A copper wire has a length of 2 meters and a cross-sectional area of 1mm². If the resistivity of copper is 1.68×10⁻⁸Ω⋅m, what is the resistance of the wire?

A) 0.034Ω
B) 0.0168Ω
C) 0.00336Ω
D) 0.168Ω

Explanation:

The resistance R of a wire is calculated using the formula:

$R = \rho \frac{L}{A}$

where ρ is the resistivity, L is the length, and A is the cross-sectional area.

Given:

• ρ = 1.68×10⁻⁸Ω⋅m
• L = 2m
• A = 1mm² = 1×10⁻⁶m²

Calculate the resistance:

$R = 1.68 \times 10^{-8} \frac{2}{1 \times 10^{-6}} = 1.68 \times 10^{-8} \times 2 \times 10^{6} = 3.36 \times 10^{-3} \Omega = 0.00336 \Omega$

Thus, the correct answer is 0.00336Ω.

Question 2:

Which of the following factors does NOT affect the resistivity of a material?

A) Temperature
B) Length
C) Type of material
D) None of the above

Explanation:

Resistivity is an intrinsic property of a material that depends on the type of material and its temperature but does not depend on the length or cross-sectional area of the material.

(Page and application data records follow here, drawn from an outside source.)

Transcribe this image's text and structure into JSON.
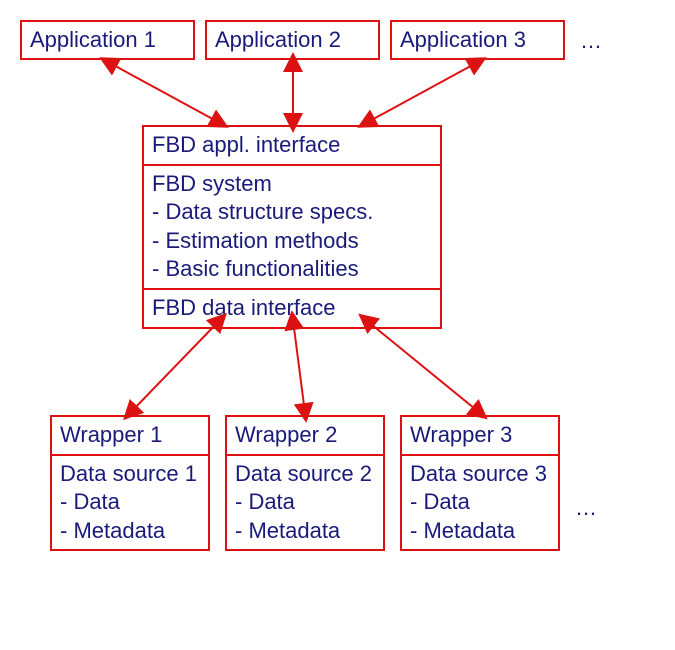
{
  "applications": [
    {
      "label": "Application 1"
    },
    {
      "label": "Application 2"
    },
    {
      "label": "Application 3"
    }
  ],
  "applications_ellipsis": "…",
  "core": {
    "appl_interface": "FBD appl. interface",
    "system_title": "FBD system",
    "system_items": [
      "- Data structure specs.",
      "- Estimation methods",
      "- Basic functionalities"
    ],
    "data_interface": "FBD data interface"
  },
  "wrappers": [
    {
      "title": "Wrapper 1",
      "source": "Data source 1",
      "items": [
        "- Data",
        "- Metadata"
      ]
    },
    {
      "title": "Wrapper 2",
      "source": "Data source 2",
      "items": [
        "- Data",
        "- Metadata"
      ]
    },
    {
      "title": "Wrapper 3",
      "source": "Data source 3",
      "items": [
        "- Data",
        "- Metadata"
      ]
    }
  ],
  "wrappers_ellipsis": "…"
}
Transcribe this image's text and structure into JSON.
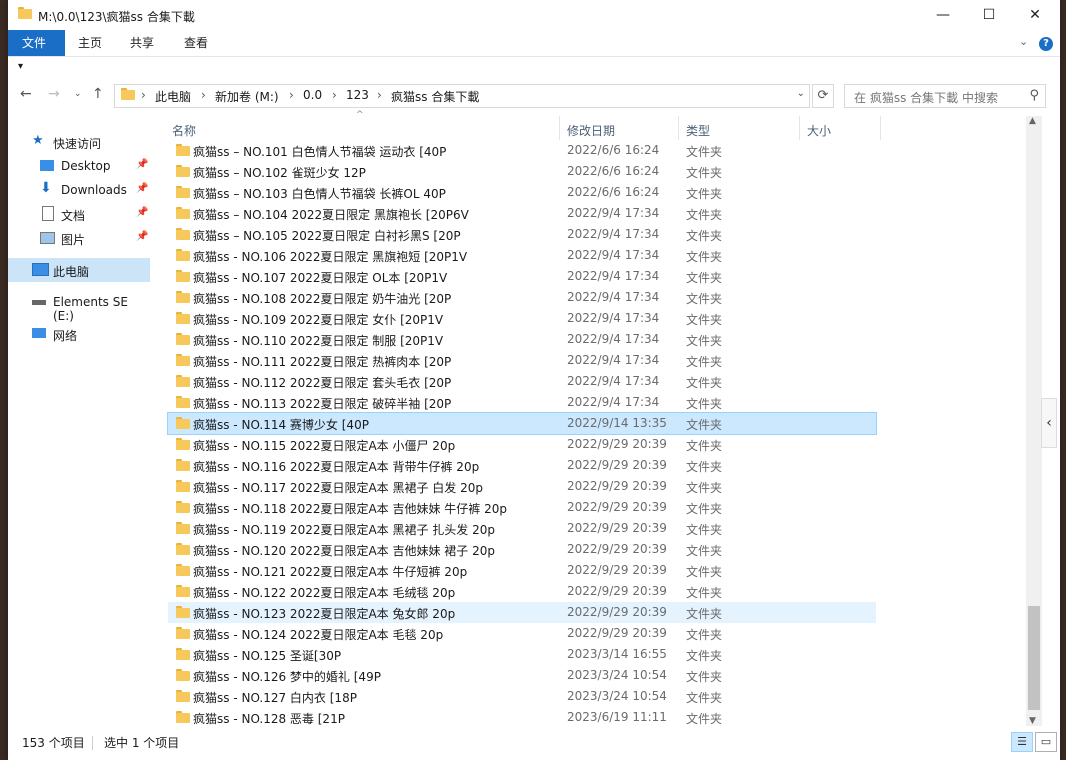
{
  "window": {
    "title": "M:\\0.0\\123\\疯猫ss 合集下載"
  },
  "ribbon": {
    "tabs": [
      "文件",
      "主页",
      "共享",
      "查看"
    ]
  },
  "address": {
    "crumbs": [
      "此电脑",
      "新加卷 (M:)",
      "0.0",
      "123",
      "疯猫ss 合集下載"
    ]
  },
  "search": {
    "placeholder": "在 疯猫ss 合集下載 中搜索"
  },
  "nav": {
    "quick_access": "快速访问",
    "desktop": "Desktop",
    "downloads": "Downloads",
    "documents": "文档",
    "pictures": "图片",
    "this_pc": "此电脑",
    "elements": "Elements SE (E:)",
    "network": "网络"
  },
  "columns": {
    "name": "名称",
    "date": "修改日期",
    "type": "类型",
    "size": "大小"
  },
  "files": [
    {
      "name": "疯猫ss – NO.101 白色情人节福袋 运动衣 [40P",
      "date": "2022/6/6 16:24",
      "type": "文件夹"
    },
    {
      "name": "疯猫ss – NO.102 雀斑少女 12P",
      "date": "2022/6/6 16:24",
      "type": "文件夹"
    },
    {
      "name": "疯猫ss – NO.103 白色情人节福袋 长裤OL  40P",
      "date": "2022/6/6 16:24",
      "type": "文件夹"
    },
    {
      "name": "疯猫ss – NO.104 2022夏日限定 黑旗袍长 [20P6V",
      "date": "2022/9/4 17:34",
      "type": "文件夹"
    },
    {
      "name": "疯猫ss – NO.105 2022夏日限定 白衬衫黑S [20P",
      "date": "2022/9/4 17:34",
      "type": "文件夹"
    },
    {
      "name": "疯猫ss - NO.106 2022夏日限定 黑旗袍短 [20P1V",
      "date": "2022/9/4 17:34",
      "type": "文件夹"
    },
    {
      "name": "疯猫ss - NO.107 2022夏日限定 OL本 [20P1V",
      "date": "2022/9/4 17:34",
      "type": "文件夹"
    },
    {
      "name": "疯猫ss - NO.108 2022夏日限定 奶牛油光 [20P",
      "date": "2022/9/4 17:34",
      "type": "文件夹"
    },
    {
      "name": "疯猫ss - NO.109 2022夏日限定 女仆 [20P1V",
      "date": "2022/9/4 17:34",
      "type": "文件夹"
    },
    {
      "name": "疯猫ss - NO.110 2022夏日限定 制服 [20P1V",
      "date": "2022/9/4 17:34",
      "type": "文件夹"
    },
    {
      "name": "疯猫ss - NO.111 2022夏日限定 热裤肉本 [20P",
      "date": "2022/9/4 17:34",
      "type": "文件夹"
    },
    {
      "name": "疯猫ss - NO.112 2022夏日限定 套头毛衣 [20P",
      "date": "2022/9/4 17:34",
      "type": "文件夹"
    },
    {
      "name": "疯猫ss - NO.113 2022夏日限定 破碎半袖 [20P",
      "date": "2022/9/4 17:34",
      "type": "文件夹"
    },
    {
      "name": "疯猫ss - NO.114 赛博少女 [40P",
      "date": "2022/9/14 13:35",
      "type": "文件夹",
      "state": "selected"
    },
    {
      "name": "疯猫ss - NO.115 2022夏日限定A本 小僵尸 20p",
      "date": "2022/9/29 20:39",
      "type": "文件夹"
    },
    {
      "name": "疯猫ss - NO.116 2022夏日限定A本 背带牛仔裤 20p",
      "date": "2022/9/29 20:39",
      "type": "文件夹"
    },
    {
      "name": "疯猫ss - NO.117 2022夏日限定A本 黑裙子 白发 20p",
      "date": "2022/9/29 20:39",
      "type": "文件夹"
    },
    {
      "name": "疯猫ss - NO.118 2022夏日限定A本 吉他妹妹 牛仔裤 20p",
      "date": "2022/9/29 20:39",
      "type": "文件夹"
    },
    {
      "name": "疯猫ss - NO.119 2022夏日限定A本 黑裙子 扎头发 20p",
      "date": "2022/9/29 20:39",
      "type": "文件夹"
    },
    {
      "name": "疯猫ss - NO.120 2022夏日限定A本 吉他妹妹 裙子 20p",
      "date": "2022/9/29 20:39",
      "type": "文件夹"
    },
    {
      "name": "疯猫ss - NO.121 2022夏日限定A本 牛仔短裤 20p",
      "date": "2022/9/29 20:39",
      "type": "文件夹"
    },
    {
      "name": "疯猫ss - NO.122 2022夏日限定A本 毛绒毯 20p",
      "date": "2022/9/29 20:39",
      "type": "文件夹"
    },
    {
      "name": "疯猫ss - NO.123 2022夏日限定A本 兔女郎 20p",
      "date": "2022/9/29 20:39",
      "type": "文件夹",
      "state": "hover"
    },
    {
      "name": "疯猫ss - NO.124 2022夏日限定A本 毛毯 20p",
      "date": "2022/9/29 20:39",
      "type": "文件夹"
    },
    {
      "name": "疯猫ss - NO.125 圣诞[30P",
      "date": "2023/3/14 16:55",
      "type": "文件夹"
    },
    {
      "name": "疯猫ss - NO.126 梦中的婚礼 [49P",
      "date": "2023/3/24 10:54",
      "type": "文件夹"
    },
    {
      "name": "疯猫ss - NO.127 白内衣 [18P",
      "date": "2023/3/24 10:54",
      "type": "文件夹"
    },
    {
      "name": "疯猫ss - NO.128 恶毒 [21P",
      "date": "2023/6/19 11:11",
      "type": "文件夹"
    }
  ],
  "status": {
    "count": "153 个项目",
    "selection": "选中 1 个项目"
  }
}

The resistance of a material, however, depends on both the length and the cross-sectional area. Therefore, length does not affect the resistivity of a material.

Question 3:

A wire of material A has a resistivity twice that of material B. If both wires have the same length and cross-sectional area, how does the resistance of wire A compare to wire B?

A) The resistance of wire A is half that of wire B.
B) The resistance of wire A is the same as wire B.
C) The resistance of wire A is twice that of wire B.
D) The resistance of wire A is four times that of wire B.

Answer: C) The resistance of wire A is twice that of wire B.

Explanation:

The resistance R of a wire is given by:

$R = \rho \frac{L}{A}$

where ρ is the resistivity, L is the length, and A is the cross-sectional area. If the resistivity of wire A (ρₐ​) is twice that of wire B (ρB​) and both wires have the same length and cross-sectional area, the resistance of wire A will be:

$R_A = 2 \rho_B \frac{L}{A} = 2 \times R_B$

Thus, the resistance of wire A is twice that of wire B.